(Data Opens)
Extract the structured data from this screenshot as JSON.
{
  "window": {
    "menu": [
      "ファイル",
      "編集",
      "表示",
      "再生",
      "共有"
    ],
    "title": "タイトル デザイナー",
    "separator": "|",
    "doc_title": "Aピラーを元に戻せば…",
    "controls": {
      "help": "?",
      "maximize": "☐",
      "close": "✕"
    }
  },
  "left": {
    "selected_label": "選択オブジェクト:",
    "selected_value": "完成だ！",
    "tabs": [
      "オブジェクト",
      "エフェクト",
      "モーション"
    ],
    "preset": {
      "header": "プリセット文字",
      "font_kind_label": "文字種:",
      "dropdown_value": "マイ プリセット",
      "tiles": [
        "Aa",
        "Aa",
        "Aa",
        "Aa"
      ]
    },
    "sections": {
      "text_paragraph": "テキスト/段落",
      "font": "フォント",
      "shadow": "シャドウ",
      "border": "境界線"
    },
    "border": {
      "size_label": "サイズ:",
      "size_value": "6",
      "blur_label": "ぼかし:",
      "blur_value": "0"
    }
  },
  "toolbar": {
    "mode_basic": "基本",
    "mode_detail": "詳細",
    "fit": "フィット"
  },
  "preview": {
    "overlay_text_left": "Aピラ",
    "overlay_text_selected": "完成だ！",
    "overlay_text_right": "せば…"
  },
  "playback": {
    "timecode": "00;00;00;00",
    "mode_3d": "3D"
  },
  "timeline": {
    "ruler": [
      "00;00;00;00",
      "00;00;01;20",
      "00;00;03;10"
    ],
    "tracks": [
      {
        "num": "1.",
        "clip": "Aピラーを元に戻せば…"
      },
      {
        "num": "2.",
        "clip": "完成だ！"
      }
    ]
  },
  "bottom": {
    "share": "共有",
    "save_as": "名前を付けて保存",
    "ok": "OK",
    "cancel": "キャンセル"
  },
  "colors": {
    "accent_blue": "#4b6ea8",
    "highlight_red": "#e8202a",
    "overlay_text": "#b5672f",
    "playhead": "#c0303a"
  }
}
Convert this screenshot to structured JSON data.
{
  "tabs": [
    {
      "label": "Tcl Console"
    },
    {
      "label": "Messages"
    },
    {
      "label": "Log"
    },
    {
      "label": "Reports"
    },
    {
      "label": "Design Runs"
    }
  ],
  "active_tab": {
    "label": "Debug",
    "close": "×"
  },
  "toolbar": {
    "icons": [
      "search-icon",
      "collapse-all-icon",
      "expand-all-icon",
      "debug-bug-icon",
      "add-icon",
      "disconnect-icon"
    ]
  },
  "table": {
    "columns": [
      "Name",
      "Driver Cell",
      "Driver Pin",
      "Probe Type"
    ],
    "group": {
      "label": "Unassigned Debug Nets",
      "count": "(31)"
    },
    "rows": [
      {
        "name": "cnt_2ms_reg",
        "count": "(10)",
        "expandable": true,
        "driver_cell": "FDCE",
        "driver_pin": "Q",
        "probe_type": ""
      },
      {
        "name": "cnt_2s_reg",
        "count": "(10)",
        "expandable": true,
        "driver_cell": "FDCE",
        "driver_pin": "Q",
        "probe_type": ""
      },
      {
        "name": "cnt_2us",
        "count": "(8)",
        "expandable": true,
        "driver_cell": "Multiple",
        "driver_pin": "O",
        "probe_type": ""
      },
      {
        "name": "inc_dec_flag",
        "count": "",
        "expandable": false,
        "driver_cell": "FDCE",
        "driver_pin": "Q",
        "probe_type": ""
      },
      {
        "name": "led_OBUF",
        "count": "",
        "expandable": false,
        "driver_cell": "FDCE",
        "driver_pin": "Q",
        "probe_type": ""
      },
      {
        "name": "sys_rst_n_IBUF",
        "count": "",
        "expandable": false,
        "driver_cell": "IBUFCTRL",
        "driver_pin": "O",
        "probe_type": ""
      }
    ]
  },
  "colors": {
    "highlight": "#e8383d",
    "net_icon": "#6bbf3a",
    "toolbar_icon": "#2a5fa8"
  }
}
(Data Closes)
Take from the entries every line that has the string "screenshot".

* Result of this task:
Extract the structured data from this screenshot as JSON.
Convert this screenshot to structured JSON data.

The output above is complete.